WHAT CAN I DO?
Most important, align you're spending with your values. Buy the things that are important to you, like fair wages for workers, healthy land use, beauty. Go ahead and write down the values that govern your interactions with people and the world and then buy more of these values. Actually buy your values by supporting the companies that see the world the way that you see it.
Companies use OUR money to recreate the world according to THEIR vision.
The average American's carbon dioxide (CO2) output is around 20 tons per year. HALF of that is your car. Anything you can do to reduce car miles is reducing your impact. Energy reduction has the added benefit of reducing the resources available to the fossil fuel industry, reducing their ability to use our money to reshape the world according to their vision.
If you're already carless, eat less meat. Vegetables require far less energy to produce than meat products. After this, reducing your personal carbon footpring is splitting hairs. Check out The Math to see the break down.
Now, 20 tons of CO2 emissions per year is nothing to sneeze at, but the real impacts can be made on the community level. First thing for anyone to do here is to align your spending with your values.
Stop sending your money to the fossil fuel industry (gasoline, plastic, electricity, heating and cooling). Shop alternatives. Reduce car trips. Ride mass transit. Bike. Walk. Or, when you can, buy an electric car.
Just do as much as you can to stop the supply of money to the fossil fuel producers. Let's move resources to the companies that take responsibility for our wellbeing.
Next, work to change the rules. Buildings are responsible for about 40% of all greenhouse gas emissions (GHG) (source). 1/4 of this impact occurs in construction. This means that almost 1/3 of our GHG emissions are created by the operation (heating, cooling, lighting, etc.) of our homes, offices, and production and sales facilities.
Increasing building code standards to make our energy systems more efficient (which is little more than adding insulation) will mean incredible carbon and dollar savings when it comes to heating and cooling our buildings.
To make this happen, call your city council person's office and let them know you support stricter building codes to reduce energy consumption.

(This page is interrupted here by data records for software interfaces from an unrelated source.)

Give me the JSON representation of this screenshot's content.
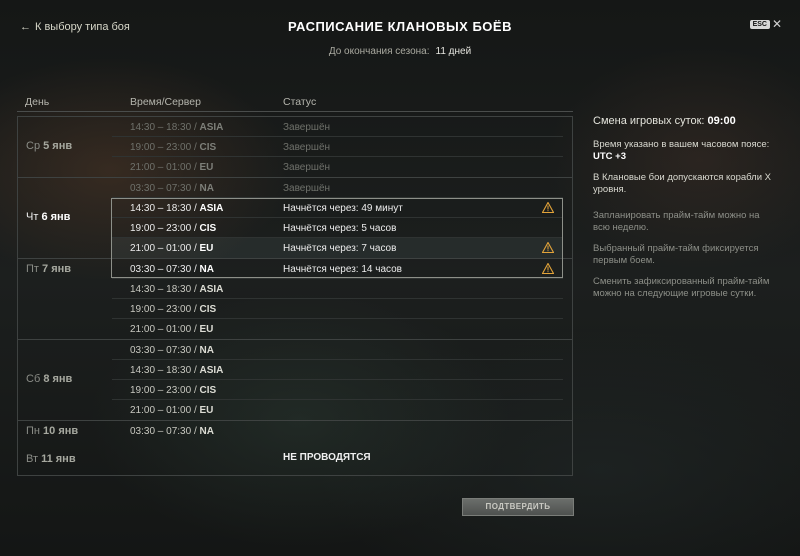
{
  "header": {
    "back_label": "К выбору типа боя",
    "title": "РАСПИСАНИЕ КЛАНОВЫХ БОЁВ",
    "season_label": "До окончания сезона:",
    "season_value": "11 дней",
    "esc_label": "ESC",
    "close_glyph": "✕"
  },
  "columns": {
    "day": "День",
    "time": "Время/Сервер",
    "status": "Статус"
  },
  "days": [
    {
      "weekday": "Ср",
      "date": "5 янв",
      "rows": [
        {
          "time": "14:30 – 18:30 / ",
          "server": "ASIA",
          "status": "Завершён"
        },
        {
          "time": "19:00 – 23:00 / ",
          "server": "CIS",
          "status": "Завершён"
        },
        {
          "time": "21:00 – 01:00 / ",
          "server": "EU",
          "status": "Завершён"
        }
      ]
    },
    {
      "weekday": "Чт",
      "date": "6 янв",
      "rows": [
        {
          "time": "03:30 – 07:30 / ",
          "server": "NA",
          "status": "Завершён"
        },
        {
          "time": "14:30 – 18:30 / ",
          "server": "ASIA",
          "status": "Начнётся через: 49 минут",
          "warning": true
        },
        {
          "time": "19:00 – 23:00 / ",
          "server": "CIS",
          "status": "Начнётся через: 5 часов"
        },
        {
          "time": "21:00 – 01:00 / ",
          "server": "EU",
          "status": "Начнётся через: 7 часов",
          "warning": true
        }
      ]
    },
    {
      "weekday": "Пт",
      "date": "7 янв",
      "rows": [
        {
          "time": "03:30 – 07:30 / ",
          "server": "NA",
          "status": "Начнётся через: 14 часов",
          "warning": true
        },
        {
          "time": "14:30 – 18:30 / ",
          "server": "ASIA",
          "status": ""
        },
        {
          "time": "19:00 – 23:00 / ",
          "server": "CIS",
          "status": ""
        },
        {
          "time": "21:00 – 01:00 / ",
          "server": "EU",
          "status": ""
        }
      ]
    },
    {
      "weekday": "Сб",
      "date": "8 янв",
      "rows": [
        {
          "time": "03:30 – 07:30 / ",
          "server": "NA",
          "status": ""
        },
        {
          "time": "14:30 – 18:30 / ",
          "server": "ASIA",
          "status": ""
        },
        {
          "time": "19:00 – 23:00 / ",
          "server": "CIS",
          "status": ""
        },
        {
          "time": "21:00 – 01:00 / ",
          "server": "EU",
          "status": ""
        }
      ]
    },
    {
      "weekday": "Пн",
      "date": "10 янв",
      "rows": [
        {
          "time": "03:30 – 07:30 / ",
          "server": "NA",
          "status": ""
        }
      ]
    }
  ],
  "no_battles": {
    "weekday": "Вт",
    "date": "11 янв",
    "text": "НЕ ПРОВОДЯТСЯ"
  },
  "side_panel": {
    "day_change_label": "Смена игровых суток:",
    "day_change_value": "09:00",
    "tz_label": "Время указано в вашем часовом поясе:",
    "tz_value": "UTC +3",
    "tier_note": "В Клановые бои допускаются корабли X уровня.",
    "note_1": "Запланировать прайм-тайм можно на всю неделю.",
    "note_2": "Выбранный прайм-тайм фиксируется первым боем.",
    "note_3": "Сменить зафиксированный прайм-тайм можно на следующие игровые сутки."
  },
  "confirm_label": "ПОДТВЕРДИТЬ",
  "colors": {
    "warning": "#e2a33a",
    "accent_text": "#ffffff"
  }
}
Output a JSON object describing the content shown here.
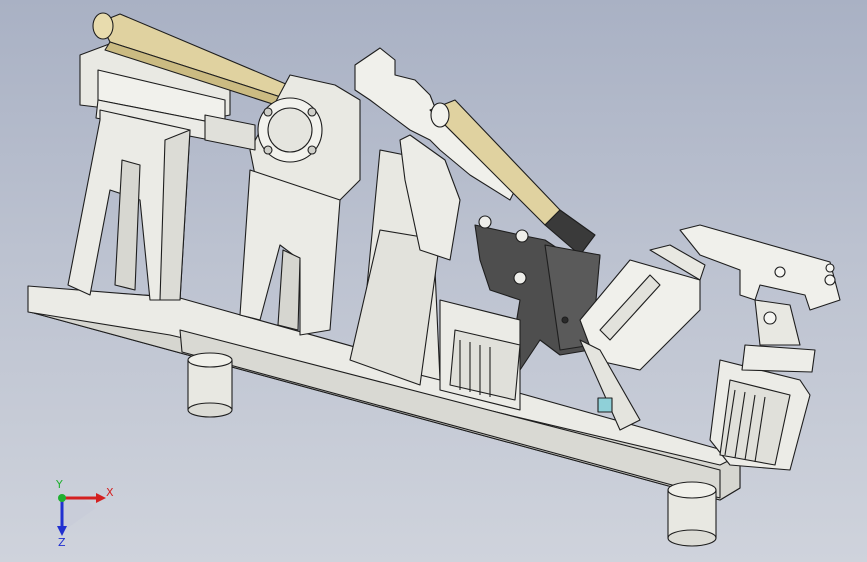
{
  "viewport": {
    "background_top": "#a9b1c4",
    "background_bottom": "#cfd3dc",
    "model_fill": "#ebebe6",
    "model_edge": "#1e1e1e",
    "dark_part": "#4e4e4e",
    "brass_part": "#e0d2a0",
    "accent_cyan": "#8fd0d8"
  },
  "triad": {
    "x_label": "X",
    "y_label": "Y",
    "z_label": "Z",
    "x_color": "#d42020",
    "y_color": "#20b030",
    "z_color": "#2030d0"
  }
}
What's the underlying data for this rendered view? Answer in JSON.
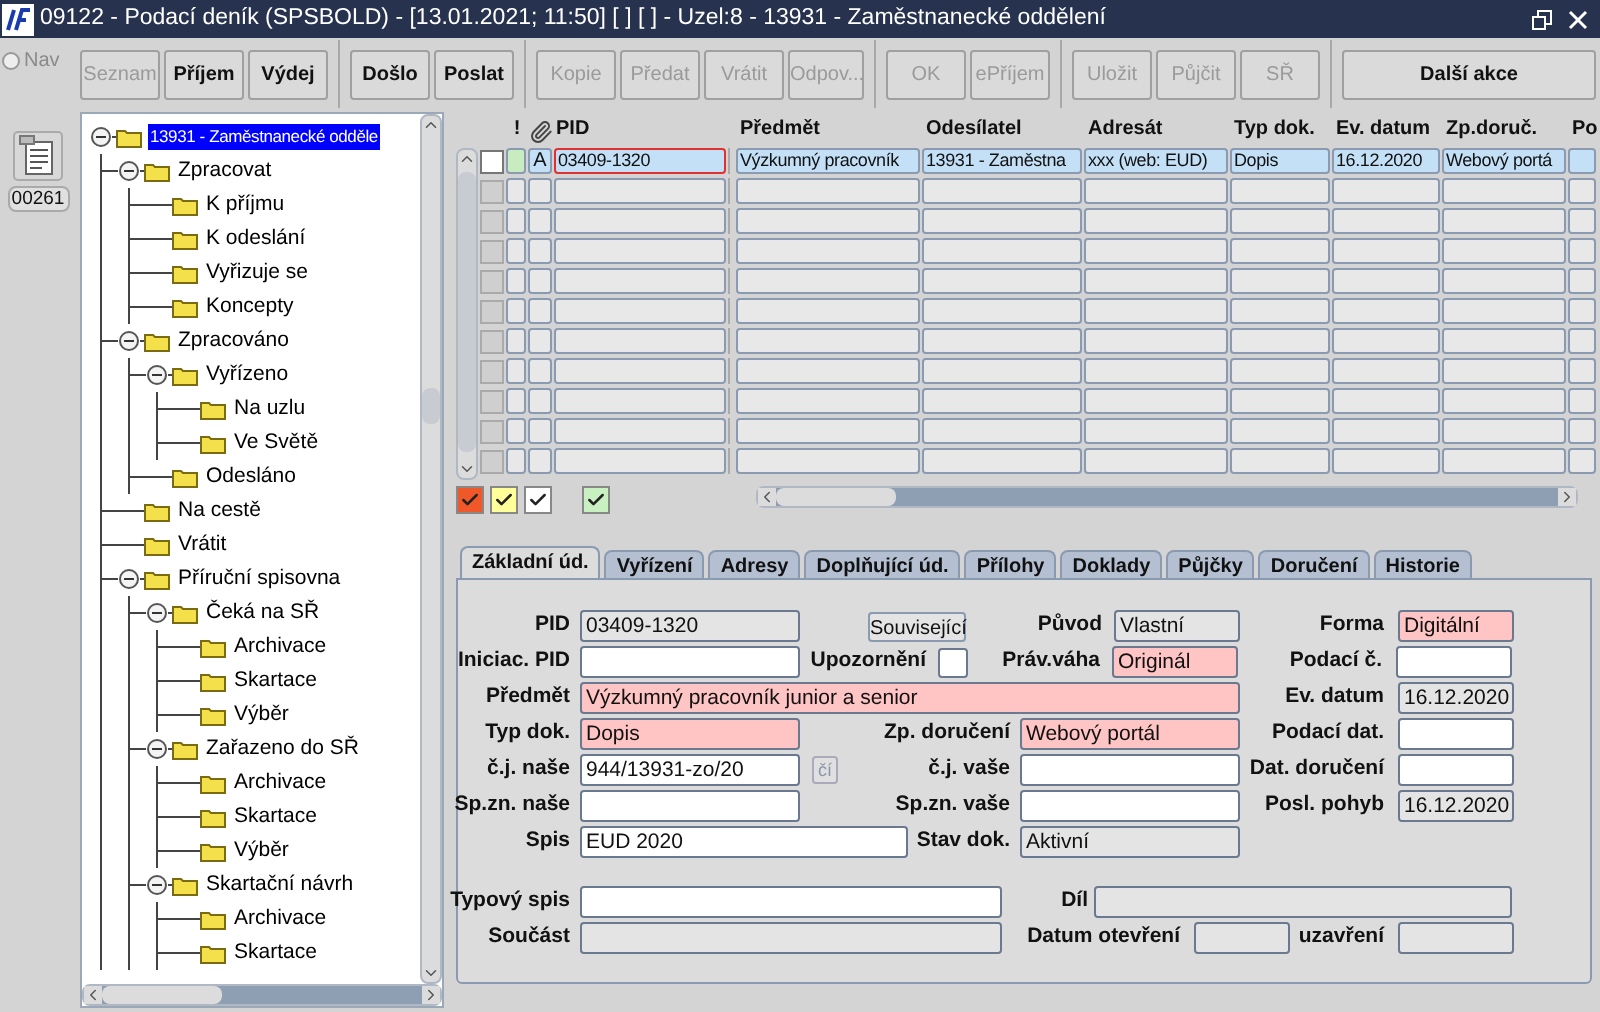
{
  "window": {
    "title": "09122 - Podací deník (SPSBOLD) - [13.01.2021; 11:50] [ ] [ ] - Uzel:8 - 13931 - Zaměstnanecké oddělení"
  },
  "nav": {
    "label": "Nav",
    "selected": false,
    "counter": "00261"
  },
  "toolbar": {
    "groups": [
      {
        "buttons": [
          {
            "label": "Seznam",
            "disabled": true
          },
          {
            "label": "Příjem",
            "disabled": false
          },
          {
            "label": "Výdej",
            "disabled": false
          }
        ]
      },
      {
        "buttons": [
          {
            "label": "Došlo",
            "disabled": false
          },
          {
            "label": "Poslat",
            "disabled": false
          }
        ]
      },
      {
        "buttons": [
          {
            "label": "Kopie",
            "disabled": true
          },
          {
            "label": "Předat",
            "disabled": true
          },
          {
            "label": "Vrátit",
            "disabled": true
          },
          {
            "label": "Odpov...",
            "disabled": true
          }
        ]
      },
      {
        "buttons": [
          {
            "label": "OK",
            "disabled": true
          },
          {
            "label": "ePříjem",
            "disabled": true
          }
        ]
      },
      {
        "buttons": [
          {
            "label": "Uložit",
            "disabled": true
          },
          {
            "label": "Půjčit",
            "disabled": true
          },
          {
            "label": "SŘ",
            "disabled": true
          }
        ]
      },
      {
        "buttons": [
          {
            "label": "Další akce",
            "disabled": false
          }
        ]
      }
    ]
  },
  "tree": {
    "label": "13931 - Zaměstnanecké odděle",
    "selected": true,
    "expanded": true,
    "children": [
      {
        "label": "Zpracovat",
        "selected": false,
        "expanded": true,
        "children": [
          {
            "label": "K příjmu",
            "selected": false
          },
          {
            "label": "K odeslání",
            "selected": false
          },
          {
            "label": "Vyřizuje se",
            "selected": false
          },
          {
            "label": "Koncepty",
            "selected": false
          }
        ]
      },
      {
        "label": "Zpracováno",
        "selected": false,
        "expanded": true,
        "children": [
          {
            "label": "Vyřízeno",
            "selected": false,
            "expanded": true,
            "children": [
              {
                "label": "Na uzlu",
                "selected": false
              },
              {
                "label": "Ve Světě",
                "selected": false
              }
            ]
          },
          {
            "label": "Odesláno",
            "selected": false
          }
        ]
      },
      {
        "label": "Na cestě",
        "selected": false
      },
      {
        "label": "Vrátit",
        "selected": false
      },
      {
        "label": "Příruční spisovna",
        "selected": false,
        "expanded": true,
        "children": [
          {
            "label": "Čeká na SŘ",
            "selected": false,
            "expanded": true,
            "children": [
              {
                "label": "Archivace",
                "selected": false
              },
              {
                "label": "Skartace",
                "selected": false
              },
              {
                "label": "Výběr",
                "selected": false
              }
            ]
          },
          {
            "label": "Zařazeno do SŘ",
            "selected": false,
            "expanded": true,
            "children": [
              {
                "label": "Archivace",
                "selected": false
              },
              {
                "label": "Skartace",
                "selected": false
              },
              {
                "label": "Výběr",
                "selected": false
              }
            ]
          },
          {
            "label": "Skartační návrh",
            "selected": false,
            "expanded": true,
            "children": [
              {
                "label": "Archivace",
                "selected": false
              },
              {
                "label": "Skartace",
                "selected": false
              }
            ]
          }
        ]
      }
    ]
  },
  "table": {
    "columns": [
      "!",
      "PID",
      "Předmět",
      "Odesílatel",
      "Adresát",
      "Typ dok.",
      "Ev. datum",
      "Zp.doruč.",
      "Po"
    ],
    "rows": [
      {
        "selected": true,
        "checked": false,
        "focused": true,
        "color": "#c8ecc0",
        "mark": "A",
        "cells": [
          "03409-1320",
          "Výzkumný pracovník",
          "13931 - Zaměstna",
          "xxx (web: EUD)",
          "Dopis",
          "16.12.2020",
          "Webový portá"
        ]
      },
      {
        "selected": false
      },
      {
        "selected": false
      },
      {
        "selected": false
      },
      {
        "selected": false
      },
      {
        "selected": false
      },
      {
        "selected": false
      },
      {
        "selected": false
      },
      {
        "selected": false
      },
      {
        "selected": false
      },
      {
        "selected": false
      }
    ]
  },
  "filters": [
    {
      "color": "#f0582a",
      "checked": true
    },
    {
      "color": "#ffff99",
      "checked": true
    },
    {
      "color": "#ffffff",
      "checked": true
    },
    {
      "color": "#c8f0c0",
      "checked": true
    }
  ],
  "tabs": [
    {
      "label": "Základní úd.",
      "selected": true
    },
    {
      "label": "Vyřízení",
      "selected": false
    },
    {
      "label": "Adresy",
      "selected": false
    },
    {
      "label": "Doplňující úd.",
      "selected": false
    },
    {
      "label": "Přílohy",
      "selected": false
    },
    {
      "label": "Doklady",
      "selected": false
    },
    {
      "label": "Půjčky",
      "selected": false
    },
    {
      "label": "Doručení",
      "selected": false
    },
    {
      "label": "Historie",
      "selected": false
    }
  ],
  "form": {
    "pid": {
      "label": "PID",
      "value": "03409-1320",
      "kind": "readonly"
    },
    "related_button": "Související",
    "puvod": {
      "label": "Původ",
      "value": "Vlastní",
      "kind": "readonly"
    },
    "forma": {
      "label": "Forma",
      "value": "Digitální",
      "kind": "required"
    },
    "iniciac_pid": {
      "label": "Iniciac. PID",
      "kind": "normal"
    },
    "upozorneni": {
      "label": "Upozornění",
      "checked": false
    },
    "prav_vaha": {
      "label": "Práv.váha",
      "value": "Originál",
      "kind": "required"
    },
    "podaci_c": {
      "label": "Podací č.",
      "kind": "normal"
    },
    "predmet": {
      "label": "Předmět",
      "value": "Výzkumný pracovník junior a senior",
      "kind": "required"
    },
    "ev_datum": {
      "label": "Ev. datum",
      "value": "16.12.2020",
      "kind": "readonly"
    },
    "typ_dok": {
      "label": "Typ dok.",
      "value": "Dopis",
      "kind": "required"
    },
    "zp_doruceni": {
      "label": "Zp. doručení",
      "value": "Webový portál",
      "kind": "required"
    },
    "podaci_dat": {
      "label": "Podací dat.",
      "kind": "normal"
    },
    "cj_nase": {
      "label": "č.j. naše",
      "value": "944/13931-zo/20",
      "kind": "normal"
    },
    "cj_button": {
      "label": "čí",
      "disabled": true
    },
    "cj_vase": {
      "label": "č.j. vaše",
      "kind": "normal"
    },
    "dat_doruceni": {
      "label": "Dat. doručení",
      "kind": "normal"
    },
    "spzn_nase": {
      "label": "Sp.zn. naše",
      "kind": "normal"
    },
    "spzn_vase": {
      "label": "Sp.zn. vaše",
      "kind": "normal"
    },
    "posl_pohyb": {
      "label": "Posl. pohyb",
      "value": "16.12.2020",
      "kind": "readonly"
    },
    "spis": {
      "label": "Spis",
      "value": "EUD 2020",
      "kind": "normal"
    },
    "stav_dok": {
      "label": "Stav dok.",
      "value": "Aktivní",
      "kind": "readonly"
    },
    "typovy_spis": {
      "label": "Typový spis",
      "kind": "normal"
    },
    "dil": {
      "label": "Díl",
      "kind": "readonly"
    },
    "soucast": {
      "label": "Součást",
      "kind": "readonly"
    },
    "datum_otevreni": {
      "label": "Datum otevření",
      "kind": "readonly"
    },
    "uzavreni": {
      "label": "uzavření",
      "kind": "readonly"
    }
  }
}
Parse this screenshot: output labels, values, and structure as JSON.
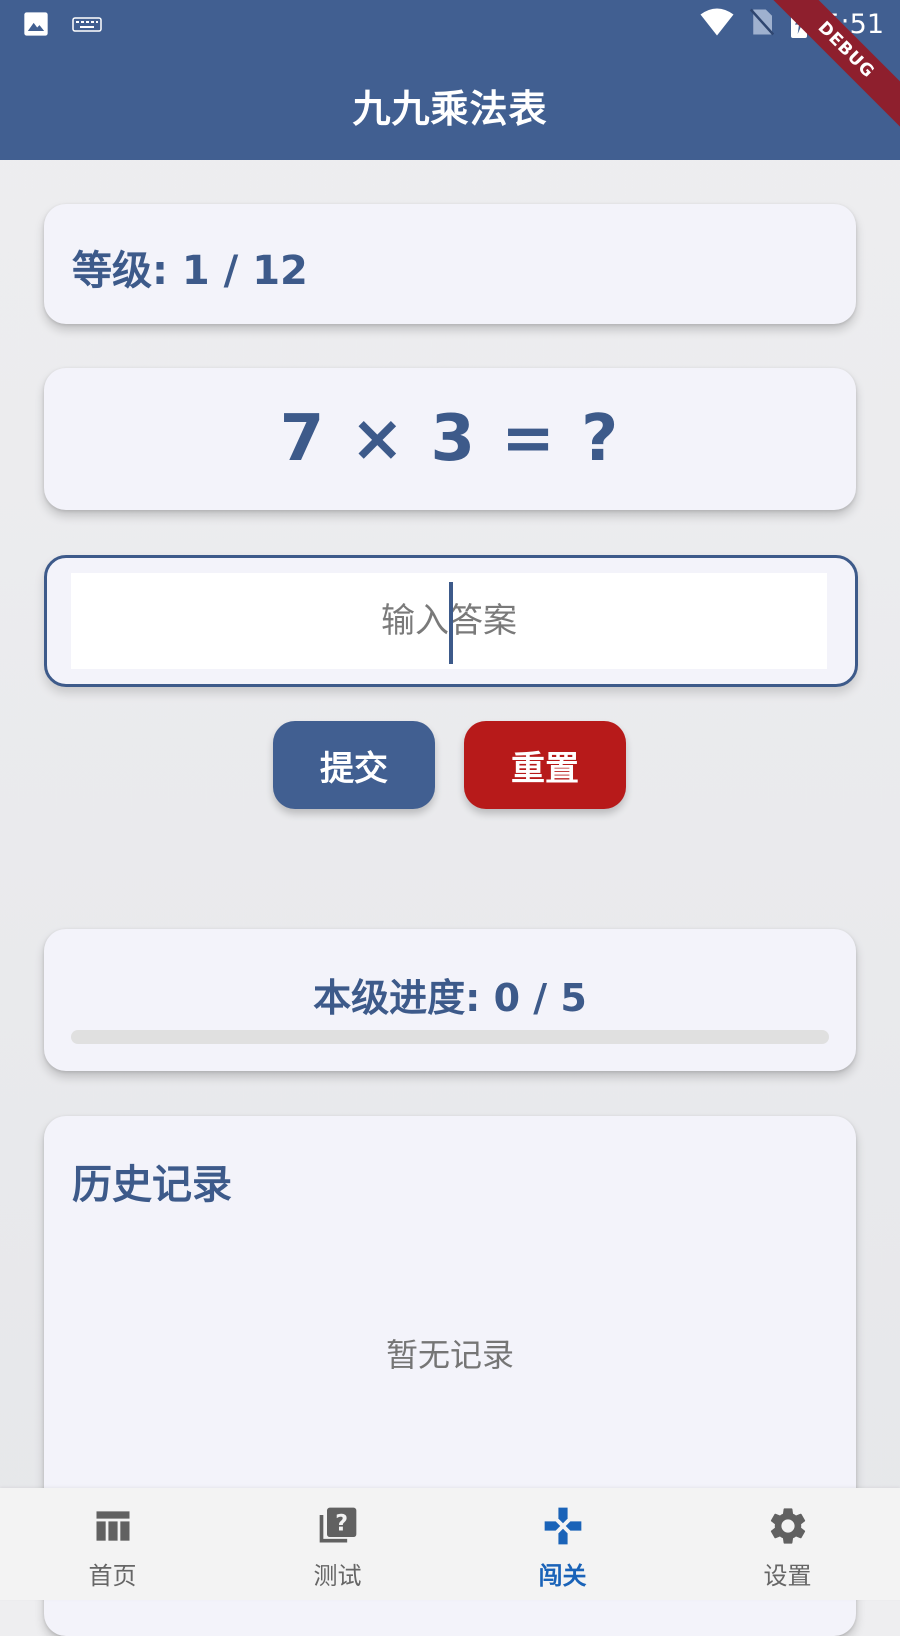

Build beyond code even if the inspector isn't making you. Building codes are the minimum accepted building standard. And going beyond often pays for itself many times over, especially when it comes to energy costs.
Listen, subscribe, and RATE your favorite climate change podcast. This really helps get the message out to new people.
Tear out your lawn! Plant native grasses with DEEP ROOTS. Plants sequester carbon in the soil by feeding sugars to soil microbes. The more roots, the more microbes, the more carbon dioxide that gets pulled out of the air and locked into the soil. Buffalo grass is a great alternative to standard American turf grasses. Buffalo grass has roots that drop as much as 8 FEET below the surface. Compare that to Kentucky blue grass' 8 inches. Buffalo grass looks like grass. Bonus points for accenting your yard with porcupine grass (5' roots), big blue stem (9' roots), Indian grass (9' roots), or switchgrass (11 FOOT ROOTS').
Shop local NOT because it means your consumer goods will use less fossil fuels being transported from across the world (which is not as bad as you think), but because it means that YOU will not be transported all over town by fossil fuels to gather your goods. Transporting you is far more carbon intensive than transporting your stuff. MOVE LESS! Shop your neighborhood to create healthy businesses around you so that the goods you want and need are likely to be there when you want/need them and you can walk to your corner store rather than drive to the mall. Definitely consider the shopping the next time you are picking an apartment.
Not enough? Want more?
- Make a "Go Bag"
- Be aware of your environment: fire risk? Remove brush from around your house. Flood risk? Tornado? Know the evacuation routes. Have a plan for yourself and your elderly grandmother.
- Wildfire: carry an absorbent blanket and water. If you get trapped in a fire, soak the blanket and move through the danger on the fasted route. ...Wear an N95 mask to protect from smoke particulates.
- Political unrest. Yes, as large numbers of people are removed from the economy in the wake of super storms and vast wildfires, these growing hoards of desperate climate refugees will be more easily radicalized by charismatic leaders and misinformation. Minor insurrections like the 2021 attack on Congress and decentralized riots like those following the killing of George Floyd threaten businesses and homes in their wake.